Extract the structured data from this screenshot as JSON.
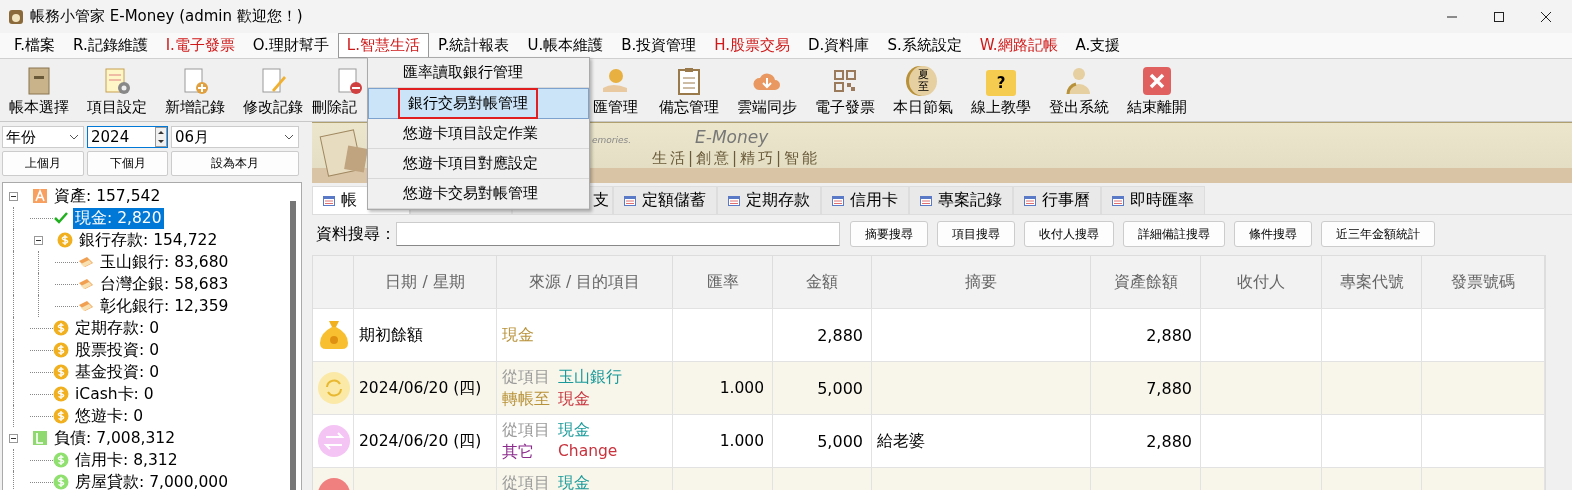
{
  "window": {
    "title": "帳務小管家 E-Money (admin 歡迎您！)"
  },
  "menu": [
    {
      "label": "F.檔案",
      "color": "#000000",
      "selected": false
    },
    {
      "label": "R.記錄維護",
      "color": "#000000",
      "selected": false
    },
    {
      "label": "I.電子發票",
      "color": "#d01818",
      "selected": false
    },
    {
      "label": "O.理財幫手",
      "color": "#000000",
      "selected": false
    },
    {
      "label": "L.智慧生活",
      "color": "#d01818",
      "selected": true
    },
    {
      "label": "P.統計報表",
      "color": "#000000",
      "selected": false
    },
    {
      "label": "U.帳本維護",
      "color": "#000000",
      "selected": false
    },
    {
      "label": "B.投資管理",
      "color": "#000000",
      "selected": false
    },
    {
      "label": "H.股票交易",
      "color": "#d01818",
      "selected": false
    },
    {
      "label": "D.資料庫",
      "color": "#000000",
      "selected": false
    },
    {
      "label": "S.系統設定",
      "color": "#000000",
      "selected": false
    },
    {
      "label": "W.網路記帳",
      "color": "#d01818",
      "selected": false
    },
    {
      "label": "A.支援",
      "color": "#000000",
      "selected": false
    }
  ],
  "dropdown": [
    {
      "label": "匯率讀取銀行管理",
      "selected": false
    },
    {
      "label": "銀行交易對帳管理",
      "selected": true
    },
    {
      "label": "悠遊卡項目設定作業",
      "selected": false
    },
    {
      "label": "悠遊卡項目對應設定",
      "selected": false
    },
    {
      "label": "悠遊卡交易對帳管理",
      "selected": false
    }
  ],
  "toolbar": [
    {
      "label": "帳本選擇",
      "kind": "book"
    },
    {
      "label": "項目設定",
      "kind": "settings"
    },
    {
      "label": "新增記錄",
      "kind": "add"
    },
    {
      "label": "修改記錄",
      "kind": "edit"
    },
    {
      "label": "刪除記",
      "kind": "delete"
    },
    {
      "label": "匯管理",
      "kind": "exchange"
    },
    {
      "label": "備忘管理",
      "kind": "memo"
    },
    {
      "label": "雲端同步",
      "kind": "sync"
    },
    {
      "label": "電子發票",
      "kind": "invoice"
    },
    {
      "label": "本日節氣",
      "kind": "season",
      "icon_text": "夏至"
    },
    {
      "label": "線上教學",
      "kind": "help",
      "icon_text": "?"
    },
    {
      "label": "登出系統",
      "kind": "logout"
    },
    {
      "label": "結束離開",
      "kind": "exit"
    }
  ],
  "filters": {
    "period": "年份",
    "year": "2024",
    "month": "06月"
  },
  "nav_buttons": [
    "上個月",
    "下個月",
    "設為本月"
  ],
  "tree": [
    {
      "label": "資產: 157,542",
      "kind": "asset",
      "expanded": true,
      "selected": false,
      "children": [
        {
          "label": "現金: 2,820",
          "kind": "current",
          "selected": true
        },
        {
          "label": "銀行存款: 154,722",
          "kind": "account",
          "expanded": true,
          "selected": false,
          "children": [
            {
              "label": "玉山銀行: 83,680",
              "kind": "bank",
              "selected": false
            },
            {
              "label": "台灣企銀: 58,683",
              "kind": "bank",
              "selected": false
            },
            {
              "label": "彰化銀行: 12,359",
              "kind": "bank",
              "selected": false
            }
          ]
        },
        {
          "label": "定期存款: 0",
          "kind": "account",
          "selected": false
        },
        {
          "label": "股票投資: 0",
          "kind": "account",
          "selected": false
        },
        {
          "label": "基金投資: 0",
          "kind": "account",
          "selected": false
        },
        {
          "label": "iCash卡: 0",
          "kind": "account",
          "selected": false
        },
        {
          "label": "悠遊卡: 0",
          "kind": "account",
          "selected": false
        }
      ]
    },
    {
      "label": "負債: 7,008,312",
      "kind": "liability",
      "expanded": true,
      "selected": false,
      "children": [
        {
          "label": "信用卡: 8,312",
          "kind": "debt",
          "selected": false
        },
        {
          "label": "房屋貸款: 7,000,000",
          "kind": "debt",
          "selected": false
        }
      ]
    }
  ],
  "banner": {
    "tagline_fragment": "emories.",
    "brand": "E-Money",
    "slogan": "生活|創意|精巧|智能"
  },
  "tabs": [
    {
      "label": "帳",
      "selected": true
    },
    {
      "selected": false
    },
    {
      "label": "支",
      "selected": false
    },
    {
      "label": "定額儲蓄",
      "selected": false
    },
    {
      "label": "定期存款",
      "selected": false
    },
    {
      "label": "信用卡",
      "selected": false
    },
    {
      "label": "專案記錄",
      "selected": false
    },
    {
      "label": "行事曆",
      "selected": false
    },
    {
      "label": "即時匯率",
      "selected": false
    }
  ],
  "search": {
    "label": "資料搜尋：",
    "buttons": [
      "摘要搜尋",
      "項目搜尋",
      "收付人搜尋",
      "詳細備註搜尋",
      "條件搜尋",
      "近三年金額統計"
    ]
  },
  "table": {
    "columns": [
      "日期 / 星期",
      "來源 / 目的項目",
      "匯率",
      "金額",
      "摘要",
      "資產餘額",
      "收付人",
      "專案代號",
      "發票號碼"
    ],
    "rows": [
      {
        "kind": "opening",
        "date": "期初餘額",
        "source": [
          [
            {
              "text": "現金",
              "color": "#b8923a"
            }
          ]
        ],
        "amount": "2,880",
        "balance": "2,880"
      },
      {
        "kind": "transfer",
        "date": "2024/06/20 (四)",
        "source": [
          [
            {
              "text": "從項目",
              "color": "#9a9a9a"
            },
            {
              "text": "玉山銀行",
              "color": "#1a9a9a"
            }
          ],
          [
            {
              "text": "轉帳至",
              "color": "#b8923a"
            },
            {
              "text": "現金",
              "color": "#c8323c"
            }
          ]
        ],
        "rate": "1.000",
        "amount": "5,000",
        "balance": "7,880"
      },
      {
        "kind": "other",
        "date": "2024/06/20 (四)",
        "source": [
          [
            {
              "text": "從項目",
              "color": "#9a9a9a"
            },
            {
              "text": "現金",
              "color": "#1a9a9a"
            }
          ],
          [
            {
              "text": "其它",
              "color": "#8b2a8b"
            },
            {
              "text": "Change",
              "color": "#c8323c"
            }
          ]
        ],
        "rate": "1.000",
        "amount": "5,000",
        "summary": "給老婆",
        "balance": "2,880"
      },
      {
        "kind": "expense",
        "source": [
          [
            {
              "text": "從項目",
              "color": "#9a9a9a"
            },
            {
              "text": "現金",
              "color": "#1a9a9a"
            }
          ]
        ]
      }
    ]
  }
}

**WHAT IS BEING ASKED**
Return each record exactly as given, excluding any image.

**REPLY**
Extract the structured data from this screenshot as JSON.
{
  "window": {
    "title": "帳務小管家 E-Money (admin 歡迎您！)"
  },
  "menu": [
    {
      "label": "F.檔案",
      "color": "#000000",
      "selected": false
    },
    {
      "label": "R.記錄維護",
      "color": "#000000",
      "selected": false
    },
    {
      "label": "I.電子發票",
      "color": "#d01818",
      "selected": false
    },
    {
      "label": "O.理財幫手",
      "color": "#000000",
      "selected": false
    },
    {
      "label": "L.智慧生活",
      "color": "#d01818",
      "selected": true
    },
    {
      "label": "P.統計報表",
      "color": "#000000",
      "selected": false
    },
    {
      "label": "U.帳本維護",
      "color": "#000000",
      "selected": false
    },
    {
      "label": "B.投資管理",
      "color": "#000000",
      "selected": false
    },
    {
      "label": "H.股票交易",
      "color": "#d01818",
      "selected": false
    },
    {
      "label": "D.資料庫",
      "color": "#000000",
      "selected": false
    },
    {
      "label": "S.系統設定",
      "color": "#000000",
      "selected": false
    },
    {
      "label": "W.網路記帳",
      "color": "#d01818",
      "selected": false
    },
    {
      "label": "A.支援",
      "color": "#000000",
      "selected": false
    }
  ],
  "dropdown": [
    {
      "label": "匯率讀取銀行管理",
      "selected": false
    },
    {
      "label": "銀行交易對帳管理",
      "selected": true
    },
    {
      "label": "悠遊卡項目設定作業",
      "selected": false
    },
    {
      "label": "悠遊卡項目對應設定",
      "selected": false
    },
    {
      "label": "悠遊卡交易對帳管理",
      "selected": false
    }
  ],
  "toolbar": [
    {
      "label": "帳本選擇",
      "kind": "book"
    },
    {
      "label": "項目設定",
      "kind": "settings"
    },
    {
      "label": "新增記錄",
      "kind": "add"
    },
    {
      "label": "修改記錄",
      "kind": "edit"
    },
    {
      "label": "刪除記",
      "kind": "delete"
    },
    {
      "label": "匯管理",
      "kind": "exchange"
    },
    {
      "label": "備忘管理",
      "kind": "memo"
    },
    {
      "label": "雲端同步",
      "kind": "sync"
    },
    {
      "label": "電子發票",
      "kind": "invoice"
    },
    {
      "label": "本日節氣",
      "kind": "season",
      "icon_text": "夏至"
    },
    {
      "label": "線上教學",
      "kind": "help",
      "icon_text": "?"
    },
    {
      "label": "登出系統",
      "kind": "logout"
    },
    {
      "label": "結束離開",
      "kind": "exit"
    }
  ],
  "filters": {
    "period": "年份",
    "year": "2024",
    "month": "06月"
  },
  "nav_buttons": [
    "上個月",
    "下個月",
    "設為本月"
  ],
  "tree": [
    {
      "label": "資產: 157,542",
      "kind": "asset",
      "expanded": true,
      "selected": false,
      "children": [
        {
          "label": "現金: 2,820",
          "kind": "current",
          "selected": true
        },
        {
          "label": "銀行存款: 154,722",
          "kind": "account",
          "expanded": true,
          "selected": false,
          "children": [
            {
              "label": "玉山銀行: 83,680",
              "kind": "bank",
              "selected": false
            },
            {
              "label": "台灣企銀: 58,683",
              "kind": "bank",
              "selected": false
            },
            {
              "label": "彰化銀行: 12,359",
              "kind": "bank",
              "selected": false
            }
          ]
        },
        {
          "label": "定期存款: 0",
          "kind": "account",
          "selected": false
        },
        {
          "label": "股票投資: 0",
          "kind": "account",
          "selected": false
        },
        {
          "label": "基金投資: 0",
          "kind": "account",
          "selected": false
        },
        {
          "label": "iCash卡: 0",
          "kind": "account",
          "selected": false
        },
        {
          "label": "悠遊卡: 0",
          "kind": "account",
          "selected": false
        }
      ]
    },
    {
      "label": "負債: 7,008,312",
      "kind": "liability",
      "expanded": true,
      "selected": false,
      "children": [
        {
          "label": "信用卡: 8,312",
          "kind": "debt",
          "selected": false
        },
        {
          "label": "房屋貸款: 7,000,000",
          "kind": "debt",
          "selected": false
        }
      ]
    }
  ],
  "banner": {
    "tagline_fragment": "emories.",
    "brand": "E-Money",
    "slogan": "生活|創意|精巧|智能"
  },
  "tabs": [
    {
      "label": "帳",
      "selected": true
    },
    {
      "selected": false
    },
    {
      "label": "支",
      "selected": false
    },
    {
      "label": "定額儲蓄",
      "selected": false
    },
    {
      "label": "定期存款",
      "selected": false
    },
    {
      "label": "信用卡",
      "selected": false
    },
    {
      "label": "專案記錄",
      "selected": false
    },
    {
      "label": "行事曆",
      "selected": false
    },
    {
      "label": "即時匯率",
      "selected": false
    }
  ],
  "search": {
    "label": "資料搜尋：",
    "buttons": [
      "摘要搜尋",
      "項目搜尋",
      "收付人搜尋",
      "詳細備註搜尋",
      "條件搜尋",
      "近三年金額統計"
    ]
  },
  "table": {
    "columns": [
      "日期 / 星期",
      "來源 / 目的項目",
      "匯率",
      "金額",
      "摘要",
      "資產餘額",
      "收付人",
      "專案代號",
      "發票號碼"
    ],
    "rows": [
      {
        "kind": "opening",
        "date": "期初餘額",
        "source": [
          [
            {
              "text": "現金",
              "color": "#b8923a"
            }
          ]
        ],
        "amount": "2,880",
        "balance": "2,880"
      },
      {
        "kind": "transfer",
        "date": "2024/06/20 (四)",
        "source": [
          [
            {
              "text": "從項目",
              "color": "#9a9a9a"
            },
            {
              "text": "玉山銀行",
              "color": "#1a9a9a"
            }
          ],
          [
            {
              "text": "轉帳至",
              "color": "#b8923a"
            },
            {
              "text": "現金",
              "color": "#c8323c"
            }
          ]
        ],
        "rate": "1.000",
        "amount": "5,000",
        "balance": "7,880"
      },
      {
        "kind": "other",
        "date": "2024/06/20 (四)",
        "source": [
          [
            {
              "text": "從項目",
              "color": "#9a9a9a"
            },
            {
              "text": "現金",
              "color": "#1a9a9a"
            }
          ],
          [
            {
              "text": "其它",
              "color": "#8b2a8b"
            },
            {
              "text": "Change",
              "color": "#c8323c"
            }
          ]
        ],
        "rate": "1.000",
        "amount": "5,000",
        "summary": "給老婆",
        "balance": "2,880"
      },
      {
        "kind": "expense",
        "source": [
          [
            {
              "text": "從項目",
              "color": "#9a9a9a"
            },
            {
              "text": "現金",
              "color": "#1a9a9a"
            }
          ]
        ]
      }
    ]
  }
}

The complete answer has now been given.